A bunch of folks are hitting up the Android market help forum to suggest better categories for Android games. This is a nice idea - the categories right now are way too banal - but is just the tip of the mammoth-iceberg-of-changes we'd institute if we were head of Android Market development.
Here are a few of our ideas:
- Hire a graphic designer, fer chrissake! The whole bare-bone Linux look is dated: Android is no longer in the minor leagues! Take a tip from Apple, paint the background black, give the app icons more of a 3D feel, give each category its own specialized graphic background (an amusement park for games, Einstein for puzzle apps, retro airplanes for travel, a Nasdaq look for finance, etc, etc!) and work with app developers to get their app icons looking a bit fresher.
- Allow users to create lists of their downloaded apps and share them with others. Make it more interactive! Not just reviews and apps..the site needs more dialogue person-to-person; not just person-to-app (apps don't talk [except for Tom Cat and he doesn't count]).
- Create editor's picks per category. For example: funniest apps, best productivity apps, best music apps, etc, etc.
- Recommended apps are a great start but why not create a starter kit list for new Android owners?
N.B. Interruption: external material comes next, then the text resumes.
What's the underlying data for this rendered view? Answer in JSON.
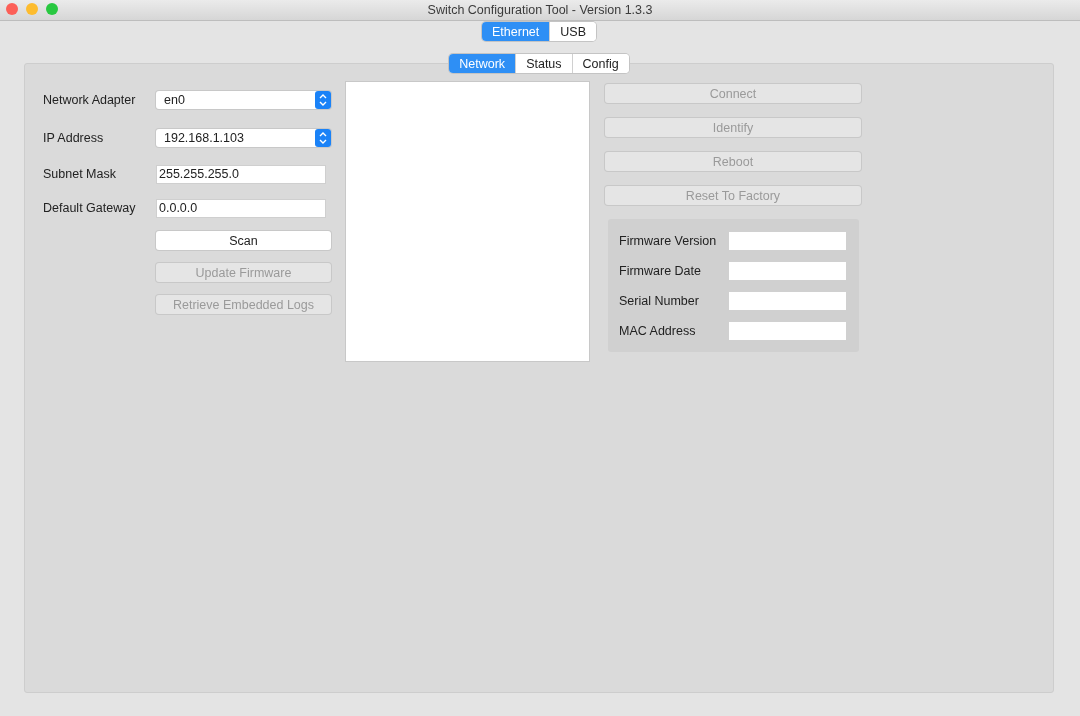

- The "top new apps" list is a nice way to pay attention to new developers, but how about a new developer's spotlight on the homepage? Android Market could use this space to interview a new developer who's creating something truly innovative and give him a chance to share his developing process with the masses.
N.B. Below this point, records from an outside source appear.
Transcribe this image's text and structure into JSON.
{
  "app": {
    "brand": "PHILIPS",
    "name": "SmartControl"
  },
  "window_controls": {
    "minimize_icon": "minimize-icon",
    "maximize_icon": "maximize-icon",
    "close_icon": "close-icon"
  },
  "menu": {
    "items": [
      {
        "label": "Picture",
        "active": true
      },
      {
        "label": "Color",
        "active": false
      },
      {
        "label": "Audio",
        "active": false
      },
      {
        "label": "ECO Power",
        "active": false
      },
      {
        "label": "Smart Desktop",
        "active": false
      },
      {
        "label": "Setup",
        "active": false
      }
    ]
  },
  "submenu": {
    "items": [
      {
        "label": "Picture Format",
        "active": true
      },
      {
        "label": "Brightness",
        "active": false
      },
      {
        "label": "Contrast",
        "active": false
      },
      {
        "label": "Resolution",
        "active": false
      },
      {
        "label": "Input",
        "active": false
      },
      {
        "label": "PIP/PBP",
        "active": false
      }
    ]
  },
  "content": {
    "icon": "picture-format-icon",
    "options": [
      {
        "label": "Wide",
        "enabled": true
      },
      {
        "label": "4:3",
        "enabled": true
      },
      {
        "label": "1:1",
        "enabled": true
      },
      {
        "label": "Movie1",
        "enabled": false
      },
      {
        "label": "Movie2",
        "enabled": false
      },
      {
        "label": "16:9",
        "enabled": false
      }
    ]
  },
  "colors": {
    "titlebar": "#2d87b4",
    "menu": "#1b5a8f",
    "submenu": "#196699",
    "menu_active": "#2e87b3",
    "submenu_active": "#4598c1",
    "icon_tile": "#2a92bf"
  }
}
- Google absolutely MUST take Amazon's lead and begin to offer web-based previews of apps rather than instituting a lame 15-minute-to-return policy.
- Google should highlight and reward high-quality reviewers who have written thoughtful and helpful critiques, like Amazon does. Reviews from trusted reviewers can appear first on the page, so any reader can get a good impression of the app before they download it.
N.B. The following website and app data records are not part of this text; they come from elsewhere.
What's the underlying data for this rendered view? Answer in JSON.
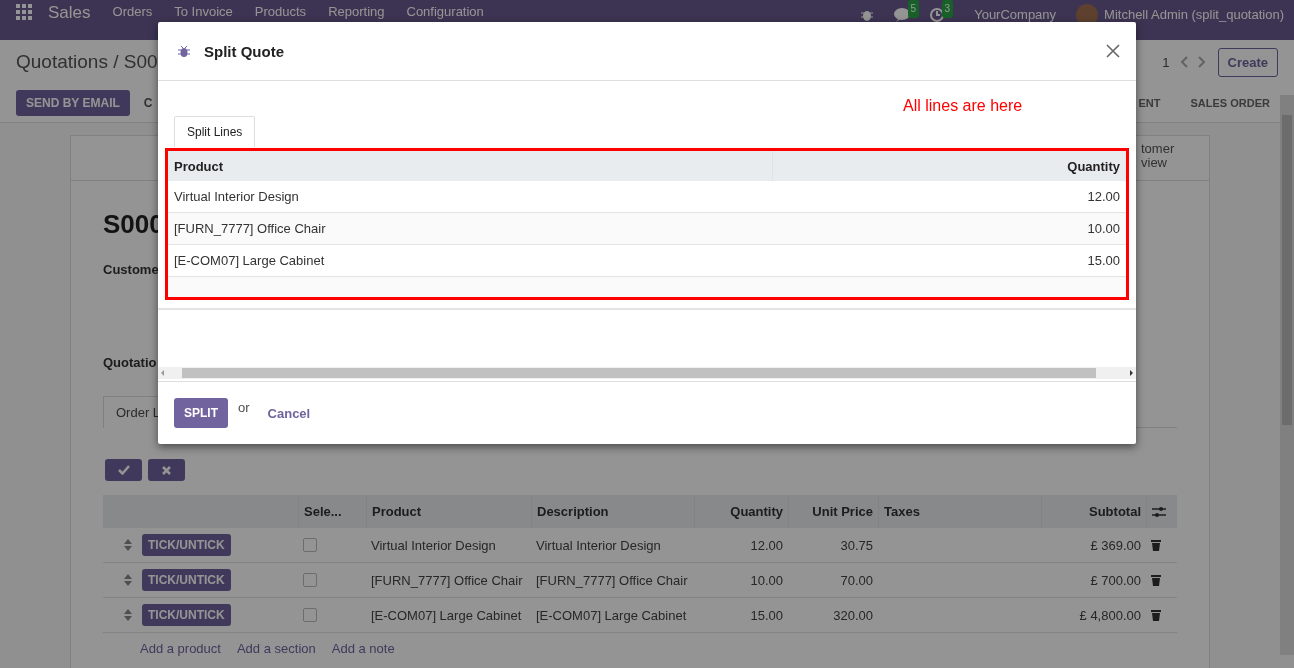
{
  "navbar": {
    "app": "Sales",
    "menu": [
      "Orders",
      "To Invoice",
      "Products",
      "Reporting",
      "Configuration"
    ],
    "chat_count": "5",
    "activity_count": "3",
    "company": "YourCompany",
    "user": "Mitchell Admin (split_quotation)"
  },
  "control_panel": {
    "breadcrumb": "Quotations / S00",
    "pager": "1",
    "create": "Create",
    "actions": [
      "SEND BY EMAIL",
      "C"
    ],
    "stages": [
      "ENT",
      "SALES ORDER"
    ]
  },
  "form": {
    "smart_button": "tomer view",
    "title": "S000",
    "fields": [
      "Custome",
      "Quotatio"
    ],
    "tab": "Order L",
    "table": {
      "columns": [
        "Sele...",
        "Product",
        "Description",
        "Quantity",
        "Unit Price",
        "Taxes",
        "Subtotal"
      ],
      "rows": [
        {
          "button": "TICK/UNTICK",
          "checked": false,
          "product": "Virtual Interior Design",
          "description": "Virtual Interior Design",
          "quantity": "12.00",
          "unit_price": "30.75",
          "subtotal": "£ 369.00"
        },
        {
          "button": "TICK/UNTICK",
          "checked": false,
          "product": "[FURN_7777] Office Chair",
          "description": "[FURN_7777] Office Chair",
          "quantity": "10.00",
          "unit_price": "70.00",
          "subtotal": "£ 700.00"
        },
        {
          "button": "TICK/UNTICK",
          "checked": false,
          "product": "[E-COM07] Large Cabinet",
          "description": "[E-COM07] Large Cabinet",
          "quantity": "15.00",
          "unit_price": "320.00",
          "subtotal": "£ 4,800.00"
        }
      ]
    },
    "add_links": [
      "Add a product",
      "Add a section",
      "Add a note"
    ]
  },
  "dialog": {
    "title": "Split Quote",
    "note": "All lines are here",
    "tab": {
      "label": "Split Lines",
      "selected": true
    },
    "table": {
      "columns": [
        "Product",
        "Quantity"
      ],
      "rows": [
        {
          "product": "Virtual Interior Design",
          "quantity": "12.00"
        },
        {
          "product": "[FURN_7777] Office Chair",
          "quantity": "10.00"
        },
        {
          "product": "[E-COM07] Large Cabinet",
          "quantity": "15.00"
        }
      ]
    },
    "primary": "SPLIT",
    "separator": "or",
    "cancel": "Cancel"
  }
}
- The homepage right now is a total mess: a mishmash of apps that are worthy of download and plenty that aren't. On the homepage, Google should pick a specific theme for the day and stick to it (at least on a part of the page). and feature a range of apps within that theme. And keep the focus on new apps, so that people constantly refer back to the page.
These are just a few ideas and who knows: maybe changing Android Market really isn't a big priority for Google. Maybe, as long as phones with Google search are shipped off, the company doesn't really care about the look and feel of their Market. But we think they should.
Agree? Disgaree? Let us know how you would change the market below!